The gastric band that is adjustable by laparoscopic is a balloon that can be adjusted which is placed on the stomach's outside at the highest point. It forms a pouch with a limited size that limits the amount of food you are able to consume without feeling uncomfortable full.
If you eat food, the food goes through the cardiac sphincter, the valve located at the top of your stomach. The pouch then gets filled and you'll feel full and satisfied in a short time. The food is then slowly moved beyond the constriction caused by the gastric band to the stomach's main. When food is in the main portion of the stomach, it is digested as normal.
The gastric band will be adjusted every six weeks following your surgery to make sure that it's encircling your stomach properly.
The gastric band is located in a position just below the junction between the stomach and oesophagus. After the gastric pouch has been filled with air, it will create a distinct stomach pouch that is above the main portion that is the stomach. The size, or capacity of the new stomach pouch is roughly the same as a swallow of food. When the band is in operation it forces people to chew their food extremely well and will take a long time between swallowing mouthfuls. When a mouthful has been absorbed by the new stomach pouch to the band, a second mouthful of food is taken. If food isn't taken in a proper manner, it will not pass through the band quickly. If food particles are swallowed too quickly , the food may get pushed back into the oesophagus, and the patient will experience painful gripping pains and need to swallow the food. Video animations of this band illustrates the mechanism behind its action.
The gastric band is done laparoscopically and requires less than an hour to perform.
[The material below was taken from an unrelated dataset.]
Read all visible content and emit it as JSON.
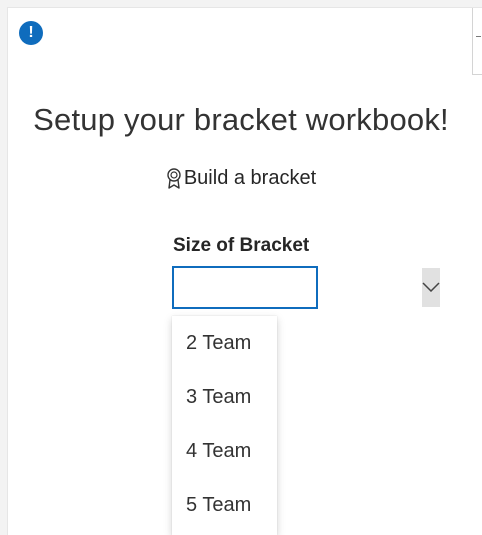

There will be some minor bruises however you will be capable of walking around after a few hours and feel at ease the next day. The region where the valve or port is situated, beneath the the left ribcage is a little more painful than other wounds. This is normal and typically controlled by painkillers.
After gastric banding, a person could expect to lose around 50 percent in excess weight. Thus, if they weighed 20 stone prior to surgery, while their goal weight was to be around 10 stone, they would lose the majority from their weight. their weight will fall lower from 20 to 15 stones in one year following surgery. Patients who are able to alter their eating habits completely to stay away from foods that are with high levels of sugar and fat will lose more weight and those who are unable to eliminate these food items are likely to lose weight.
The gastric band demands more effort than a gastric bypass or sleeve-gastrectomy in the long run to ensure that weight loss is sustained. Since there aren't any significant hormonal changes that affect appetite or food preferences , maintenance of weight loss after the gastric band will require more control over oneself.